Welcome to the spotlight on PhD realities. Last week I attended a seminar on the new Medical Research Commercialisation Fund (MRCF), presented by Melissa from Brandon Capital Partners. The MRCF is a unique investment collaboration between some Australian superannuation funds and partnering universities/medical research institutes, allowing funding and translation of medical research into commercial outcomes.
Australia is one of the world leaders in biotechnology capabilities (ranked 4), however, is really poor at translating research innovation into economic development. A lot of funding is spent for research, however there is very little support for translation. Our innovation efficiency is terrible as there is little funding available to take discoveries from the laboratory to a product.
As postgraduate students now, and the scientific leaders of the near future, it is essential we should also have bigger picture thinking of the long term vision for potential research findings. The outcomes of research should be more than just publishing a research paper (LOL), rather what applications could our research have.
Here are her critical points of advice for students and their research work/careers;
1] Think about what could be the outcomes of your research. If you are interested in translating research discoveries, then you have to be aware you are unable to publish your work. Intellectual property (IP) must be protected. Patent first, publish later.
However this posses an inherent dilemma for young research scientist, as publishing new research and winning grant funding is bread and butter... so what to do?
2] Get out there and seek some real world experience in science.

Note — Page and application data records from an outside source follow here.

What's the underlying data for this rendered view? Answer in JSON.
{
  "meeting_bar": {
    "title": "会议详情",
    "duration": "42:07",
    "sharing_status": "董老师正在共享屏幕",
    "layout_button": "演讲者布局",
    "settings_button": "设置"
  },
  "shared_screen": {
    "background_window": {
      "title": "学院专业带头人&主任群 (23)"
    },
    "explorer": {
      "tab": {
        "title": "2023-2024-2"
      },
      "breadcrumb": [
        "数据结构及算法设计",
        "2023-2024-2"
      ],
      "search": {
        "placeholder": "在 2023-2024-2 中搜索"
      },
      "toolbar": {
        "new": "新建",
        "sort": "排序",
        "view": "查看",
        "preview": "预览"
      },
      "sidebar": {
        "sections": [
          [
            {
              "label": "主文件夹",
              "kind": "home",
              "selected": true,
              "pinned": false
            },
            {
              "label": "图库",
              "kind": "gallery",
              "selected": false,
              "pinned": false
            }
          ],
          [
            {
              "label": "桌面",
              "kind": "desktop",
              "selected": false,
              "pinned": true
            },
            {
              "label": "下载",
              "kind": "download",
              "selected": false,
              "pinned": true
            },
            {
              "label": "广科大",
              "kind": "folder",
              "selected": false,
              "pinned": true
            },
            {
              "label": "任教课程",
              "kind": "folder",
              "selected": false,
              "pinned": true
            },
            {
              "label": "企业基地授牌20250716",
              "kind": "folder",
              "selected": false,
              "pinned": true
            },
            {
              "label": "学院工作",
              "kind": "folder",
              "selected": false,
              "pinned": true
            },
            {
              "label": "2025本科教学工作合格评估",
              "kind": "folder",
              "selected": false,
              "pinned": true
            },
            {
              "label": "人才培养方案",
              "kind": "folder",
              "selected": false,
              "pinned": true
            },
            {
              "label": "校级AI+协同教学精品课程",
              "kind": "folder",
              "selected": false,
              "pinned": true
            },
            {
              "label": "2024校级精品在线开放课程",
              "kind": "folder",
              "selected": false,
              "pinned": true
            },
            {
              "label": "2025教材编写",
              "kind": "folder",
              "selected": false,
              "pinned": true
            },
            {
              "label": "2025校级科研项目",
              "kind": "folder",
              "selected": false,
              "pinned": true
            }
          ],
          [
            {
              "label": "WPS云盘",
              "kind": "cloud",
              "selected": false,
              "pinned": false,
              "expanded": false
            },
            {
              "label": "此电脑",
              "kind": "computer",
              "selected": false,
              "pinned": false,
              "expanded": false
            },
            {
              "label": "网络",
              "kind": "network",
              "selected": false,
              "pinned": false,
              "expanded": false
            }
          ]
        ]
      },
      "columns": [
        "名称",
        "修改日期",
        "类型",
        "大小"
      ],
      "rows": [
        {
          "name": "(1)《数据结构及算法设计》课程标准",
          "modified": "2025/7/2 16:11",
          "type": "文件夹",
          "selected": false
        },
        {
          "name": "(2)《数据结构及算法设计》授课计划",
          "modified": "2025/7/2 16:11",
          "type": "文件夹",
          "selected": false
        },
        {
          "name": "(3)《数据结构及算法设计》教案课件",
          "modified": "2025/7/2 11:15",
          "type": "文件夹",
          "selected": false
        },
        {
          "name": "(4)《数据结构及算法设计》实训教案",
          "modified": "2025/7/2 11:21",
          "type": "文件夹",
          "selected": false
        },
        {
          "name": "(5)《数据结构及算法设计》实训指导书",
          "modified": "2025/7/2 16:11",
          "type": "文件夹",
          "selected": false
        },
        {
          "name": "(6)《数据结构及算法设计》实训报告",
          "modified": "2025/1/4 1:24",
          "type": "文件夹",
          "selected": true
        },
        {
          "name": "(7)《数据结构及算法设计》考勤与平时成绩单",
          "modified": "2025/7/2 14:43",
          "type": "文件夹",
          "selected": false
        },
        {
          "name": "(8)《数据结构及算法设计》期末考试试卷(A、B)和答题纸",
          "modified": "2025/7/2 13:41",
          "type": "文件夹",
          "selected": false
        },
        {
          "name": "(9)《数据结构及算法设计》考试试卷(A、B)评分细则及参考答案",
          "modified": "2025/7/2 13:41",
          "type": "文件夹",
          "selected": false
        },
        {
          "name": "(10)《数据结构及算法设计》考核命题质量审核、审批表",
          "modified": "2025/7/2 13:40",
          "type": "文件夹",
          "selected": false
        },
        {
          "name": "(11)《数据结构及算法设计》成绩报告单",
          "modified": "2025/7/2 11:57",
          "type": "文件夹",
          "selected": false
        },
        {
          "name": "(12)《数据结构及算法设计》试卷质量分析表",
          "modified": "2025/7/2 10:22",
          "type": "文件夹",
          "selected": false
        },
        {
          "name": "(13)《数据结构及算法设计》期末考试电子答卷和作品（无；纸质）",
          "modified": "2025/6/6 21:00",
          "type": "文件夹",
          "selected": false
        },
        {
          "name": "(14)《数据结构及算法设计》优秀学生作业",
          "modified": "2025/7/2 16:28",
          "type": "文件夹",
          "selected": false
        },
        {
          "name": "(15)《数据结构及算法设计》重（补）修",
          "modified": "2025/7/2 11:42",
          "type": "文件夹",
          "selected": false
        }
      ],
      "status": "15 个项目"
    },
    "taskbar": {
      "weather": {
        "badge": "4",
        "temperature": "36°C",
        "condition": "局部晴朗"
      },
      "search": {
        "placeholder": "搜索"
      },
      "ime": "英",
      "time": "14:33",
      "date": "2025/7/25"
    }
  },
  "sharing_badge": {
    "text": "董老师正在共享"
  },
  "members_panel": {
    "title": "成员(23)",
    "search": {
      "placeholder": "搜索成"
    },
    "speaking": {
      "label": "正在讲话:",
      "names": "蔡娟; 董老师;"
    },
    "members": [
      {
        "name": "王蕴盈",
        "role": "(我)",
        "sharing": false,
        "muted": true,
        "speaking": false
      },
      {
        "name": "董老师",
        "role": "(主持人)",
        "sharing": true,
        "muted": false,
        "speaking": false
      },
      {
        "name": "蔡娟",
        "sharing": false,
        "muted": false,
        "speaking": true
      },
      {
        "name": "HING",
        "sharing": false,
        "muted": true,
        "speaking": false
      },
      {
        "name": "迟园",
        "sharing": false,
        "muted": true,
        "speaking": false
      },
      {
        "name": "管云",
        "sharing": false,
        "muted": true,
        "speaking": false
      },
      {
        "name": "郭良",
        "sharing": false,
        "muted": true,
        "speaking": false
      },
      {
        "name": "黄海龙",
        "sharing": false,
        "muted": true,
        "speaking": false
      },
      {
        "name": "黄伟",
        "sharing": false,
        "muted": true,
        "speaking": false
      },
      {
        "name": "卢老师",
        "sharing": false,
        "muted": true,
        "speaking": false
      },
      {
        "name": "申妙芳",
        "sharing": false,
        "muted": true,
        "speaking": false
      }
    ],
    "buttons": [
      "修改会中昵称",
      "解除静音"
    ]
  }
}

Find out what goes on outside of your own laboratory environment to get a complete outlook of the science world. Engage in possible internships with the biotechnology industry. The more you know, the more you grow.
Melissa was generous enough to read the article and also provide some valuable insight/feedback.
"The patent vs publish dilemma is a tricky one that is usually all about the timing. It depends on the technology too. In many cases, once a patent application is lodged, the researcher can publish the work because the invention has been protected and since the patent application will be published anyway, it might as well be published first in a peer-reviewed scientific journal and get a bit more kudos. I notice that grant applications include patent applications as part of track record, so I guess that’s something.
Your comment about being mindful of these things is spot on. I’ve seen situations where IP has been disclosed in a PhD thesis that was not embargoed and this disclosure prevented patenting and hence caused the loss of all value and the vaporisation of the chance to ever be of use to patients. Even presenting a poster at a local meeting is likely to be a disclosure, it doesn’t have to be an international publication. Unless the person hearing/reading the invention has signed an agreement to keep it secret, then it’s a disclosure. In many cases the story can be told without disclosing the most important IP. People can still follow data about Compound X rather than ethylmethylwhatever."
You can take it as insight, or you can take it as Just BS.